Weekend brunch is often done in restaurants (and perhaps with a bit of a headache from the night before), but we really must work on bringing it back home. I know I don’t do it often enough, but it is such a shame … case in point.
Last weekend, some friends were in town for Outside Lands, and we had plans to meet Saturday morning for brunch before heading to the park. But a quick glance in my fridge revealed some things that needed to be put to use, so we changed the arrangements for brunch at home.
A perennial favorite (that also made use of the arugula and spinach that were some of the must-be-used culprits) are the baked eggs with rocket, chili & yogurt from Yotem Ottolenghi’s Plenty. The original recipe calls for arugula, I have made it before with spinach, and this time I used a combo. I doubled the recipe, which gave us 8 eggs (also, # of eggs in fridge) and was perfect for 5 people. I am sure no one would have complained with 2 eggs a piece, but I was fine with one … plus all the other goodies.
To supplement the fridge basics, I did a quick run for bacon (roasted in the oven – my favorite – less work & less mess), orange juice and bread. The bread became pan con tomate, with fresh from the vine tomatoes that Audra brought straight from the farm, and the orange juice met up with bubbly for brunch-required mimosas.
A few more beverages (flat + sparkling, bloody marys and coffee) as brunch calls for LOTS of drink options, some fruit and a bit more yogurt, and well, I may just give up my standing brunch at Nopa.
NOTES: The original recipe called for rocket (arugula) but we thought spinach sounded better and I see no reason to try the other. This was divine. Just make sure you have lots of spinach on hand – it shrinks down to nothing!! We had a bit less than the recipe called for, and I would’ve like the full amount of greens. 8/12 update: used both arugula & spinch … worked great!
Also, Yotam’s version used weights, so here are my (Google with rounding) approximations.
This recipe serves 2 – we 1.5x it and was perfect for 3 for brunch, with a lil‘ fruit salad and toast on the side. 8/12 update: doubled it instead and served 5 … 2.5x would have been perfect, for 2 eggs each.

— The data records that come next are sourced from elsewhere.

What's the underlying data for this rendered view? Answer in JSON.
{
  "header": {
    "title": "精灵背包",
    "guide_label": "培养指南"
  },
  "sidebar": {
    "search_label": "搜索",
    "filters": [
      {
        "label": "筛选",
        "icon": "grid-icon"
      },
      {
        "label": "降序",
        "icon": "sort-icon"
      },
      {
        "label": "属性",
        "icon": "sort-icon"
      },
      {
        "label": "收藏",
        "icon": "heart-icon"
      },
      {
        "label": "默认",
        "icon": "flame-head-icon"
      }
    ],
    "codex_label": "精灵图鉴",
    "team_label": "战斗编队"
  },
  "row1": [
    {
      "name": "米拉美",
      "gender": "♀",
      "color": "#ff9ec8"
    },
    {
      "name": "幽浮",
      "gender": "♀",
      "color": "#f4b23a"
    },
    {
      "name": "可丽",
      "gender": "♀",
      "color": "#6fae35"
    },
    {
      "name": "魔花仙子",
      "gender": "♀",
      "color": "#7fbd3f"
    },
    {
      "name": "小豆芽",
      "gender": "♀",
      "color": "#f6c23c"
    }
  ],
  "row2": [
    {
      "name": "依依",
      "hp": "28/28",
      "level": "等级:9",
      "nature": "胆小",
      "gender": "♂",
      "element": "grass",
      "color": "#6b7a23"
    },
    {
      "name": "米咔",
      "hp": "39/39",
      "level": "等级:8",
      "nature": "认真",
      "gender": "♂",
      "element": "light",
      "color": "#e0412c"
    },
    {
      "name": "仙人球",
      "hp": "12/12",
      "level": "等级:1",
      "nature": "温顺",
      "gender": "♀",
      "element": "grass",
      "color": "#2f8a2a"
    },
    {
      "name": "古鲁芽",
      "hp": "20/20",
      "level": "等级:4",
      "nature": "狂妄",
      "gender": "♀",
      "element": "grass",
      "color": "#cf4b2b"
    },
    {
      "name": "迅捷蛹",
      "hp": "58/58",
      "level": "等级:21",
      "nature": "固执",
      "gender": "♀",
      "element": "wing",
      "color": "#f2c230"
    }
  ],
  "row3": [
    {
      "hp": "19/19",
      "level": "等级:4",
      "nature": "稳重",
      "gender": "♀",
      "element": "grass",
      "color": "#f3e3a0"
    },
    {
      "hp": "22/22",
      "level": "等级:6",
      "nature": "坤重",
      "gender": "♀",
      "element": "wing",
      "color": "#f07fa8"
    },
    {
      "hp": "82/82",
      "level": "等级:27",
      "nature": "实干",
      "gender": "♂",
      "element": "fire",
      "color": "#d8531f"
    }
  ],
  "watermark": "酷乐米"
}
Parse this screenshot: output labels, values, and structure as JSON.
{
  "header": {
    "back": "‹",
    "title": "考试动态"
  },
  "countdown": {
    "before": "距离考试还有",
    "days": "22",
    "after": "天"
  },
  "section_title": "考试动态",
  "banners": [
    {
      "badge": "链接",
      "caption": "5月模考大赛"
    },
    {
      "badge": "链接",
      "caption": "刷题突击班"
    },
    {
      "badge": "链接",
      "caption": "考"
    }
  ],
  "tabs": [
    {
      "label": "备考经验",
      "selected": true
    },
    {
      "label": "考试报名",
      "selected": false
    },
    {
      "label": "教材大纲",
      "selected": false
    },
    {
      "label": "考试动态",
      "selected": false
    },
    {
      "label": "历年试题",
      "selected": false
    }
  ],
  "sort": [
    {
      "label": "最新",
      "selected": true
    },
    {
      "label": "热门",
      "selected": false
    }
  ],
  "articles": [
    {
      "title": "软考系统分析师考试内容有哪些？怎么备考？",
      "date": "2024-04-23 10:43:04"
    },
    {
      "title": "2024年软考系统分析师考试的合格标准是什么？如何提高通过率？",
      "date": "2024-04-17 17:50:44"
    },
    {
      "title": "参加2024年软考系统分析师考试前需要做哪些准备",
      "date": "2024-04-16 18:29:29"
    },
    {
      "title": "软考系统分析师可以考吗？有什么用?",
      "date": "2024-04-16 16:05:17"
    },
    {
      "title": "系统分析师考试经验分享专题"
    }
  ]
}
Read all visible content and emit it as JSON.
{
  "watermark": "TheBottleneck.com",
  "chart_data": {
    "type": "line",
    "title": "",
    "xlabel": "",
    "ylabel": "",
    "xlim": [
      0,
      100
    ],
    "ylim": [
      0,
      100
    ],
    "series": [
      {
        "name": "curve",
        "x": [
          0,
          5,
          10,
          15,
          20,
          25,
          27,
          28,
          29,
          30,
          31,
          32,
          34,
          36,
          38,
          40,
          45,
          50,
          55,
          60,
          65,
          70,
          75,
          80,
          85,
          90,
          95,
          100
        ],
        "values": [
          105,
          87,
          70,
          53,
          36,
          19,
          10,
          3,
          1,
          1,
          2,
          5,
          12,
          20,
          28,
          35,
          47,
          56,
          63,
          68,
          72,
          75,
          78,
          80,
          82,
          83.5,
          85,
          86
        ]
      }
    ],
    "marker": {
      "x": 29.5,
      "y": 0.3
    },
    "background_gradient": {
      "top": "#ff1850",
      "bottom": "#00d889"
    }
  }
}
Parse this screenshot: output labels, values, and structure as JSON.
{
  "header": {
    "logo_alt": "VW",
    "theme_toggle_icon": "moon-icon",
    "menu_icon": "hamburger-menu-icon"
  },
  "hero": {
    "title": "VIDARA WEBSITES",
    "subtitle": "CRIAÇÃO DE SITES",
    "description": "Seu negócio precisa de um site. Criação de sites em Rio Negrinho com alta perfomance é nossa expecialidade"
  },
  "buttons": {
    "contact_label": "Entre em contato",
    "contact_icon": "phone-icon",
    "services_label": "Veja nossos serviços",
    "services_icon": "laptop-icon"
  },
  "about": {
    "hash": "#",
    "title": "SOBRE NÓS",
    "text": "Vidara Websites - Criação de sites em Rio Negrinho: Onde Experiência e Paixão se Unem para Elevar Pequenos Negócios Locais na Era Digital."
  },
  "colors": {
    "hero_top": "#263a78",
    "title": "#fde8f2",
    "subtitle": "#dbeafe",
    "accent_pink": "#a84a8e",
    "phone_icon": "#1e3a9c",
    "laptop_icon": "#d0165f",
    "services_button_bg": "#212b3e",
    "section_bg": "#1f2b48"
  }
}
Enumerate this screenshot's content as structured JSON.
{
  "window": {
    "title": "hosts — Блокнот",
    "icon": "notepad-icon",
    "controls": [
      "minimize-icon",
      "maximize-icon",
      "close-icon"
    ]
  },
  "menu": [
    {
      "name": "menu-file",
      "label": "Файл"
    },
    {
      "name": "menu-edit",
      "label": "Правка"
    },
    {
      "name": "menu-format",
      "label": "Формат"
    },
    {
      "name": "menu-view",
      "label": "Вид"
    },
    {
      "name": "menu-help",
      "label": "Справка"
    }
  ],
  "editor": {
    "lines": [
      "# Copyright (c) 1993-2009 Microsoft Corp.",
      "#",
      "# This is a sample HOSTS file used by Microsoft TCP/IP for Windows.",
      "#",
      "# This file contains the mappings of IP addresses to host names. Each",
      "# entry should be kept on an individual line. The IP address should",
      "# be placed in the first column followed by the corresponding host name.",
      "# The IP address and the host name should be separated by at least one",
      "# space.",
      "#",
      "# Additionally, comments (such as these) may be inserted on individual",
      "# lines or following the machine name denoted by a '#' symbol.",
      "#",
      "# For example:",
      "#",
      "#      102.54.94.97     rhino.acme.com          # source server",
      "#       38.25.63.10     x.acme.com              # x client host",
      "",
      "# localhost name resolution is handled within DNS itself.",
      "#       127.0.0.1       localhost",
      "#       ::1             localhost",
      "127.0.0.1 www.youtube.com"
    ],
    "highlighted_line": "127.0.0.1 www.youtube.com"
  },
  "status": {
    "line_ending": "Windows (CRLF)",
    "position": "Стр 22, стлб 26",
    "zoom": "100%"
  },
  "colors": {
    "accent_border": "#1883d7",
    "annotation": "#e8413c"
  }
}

–10 oz. fresh spinach (since raw spinach has a much larger volume compared to its weight, I decided not to give this one a cup measurement. If you buy it packed, this is more helpful anyway and if you buy it loose, use the scale) 2 tablespoons olive oil 4 eggs 1 c. greek yogurt 1 clove garlic, crushed 3½ tablespoons butter ½ teaspoon kirmizi biber* or a mixture of sweet paprika and chili flakes 6 sages leaves, shredded salt
Preheat oven to 350ºF. In an ovenproof sauté-pan or cast iron skillet, heat oil over medium heat. Add spinach and a pinch of salt and sauté for about 5 minutes until the spinach has wilted and most of the liquid has evaporated.
Using the back of a wooden spoon, make 4 wells in the spinach and carefully crack an egg into each well without breaking the yolk. Transfer the pan to the oven and bake for 10-15 minutes until the whites of the eggs are just set. (You could also transfer the greens to individual dishes and put two eggs in each – for single servings).
While the eggs are cooking, combine the yogurt and garlic with a pinch of salt and set aside; do not chill.
In a small saucepan, melt the butter also while the eggs are cooking. Add the chili flakes and paprika (or kirmizi biber*) and a pinch of salt and fry for 1-2 minutes or until the butter foams and turns a nice deep golden-red. Add the shredded sage and cook for a few more seconds. Remove from heat.
When the whites of the eggs have just set, remove the pan from the oven and top with dollops of the garlic-yogurt. Drizzle the top of the eggs and yogurt with the hot chili-herb butter; serve immediately with crusty bread.
–*kirmizi biber is a Turkish spice that we obviously did not have on hand. Here is Yotem’s describtion of it: “a common Turkish spice made from crushed chiles that have been rubbed with oil and often orasted. The Turks use it as a general confiment and also add it to melted butter to give that final touch to many dishes. Kirmizi biber has a sweet aroma and can vary in spiciness. You can get it from Turkish grocers ot try http://www.chileseeds.co.uk. Alternatively, use plain chili fales mixed with some sweet paprika.”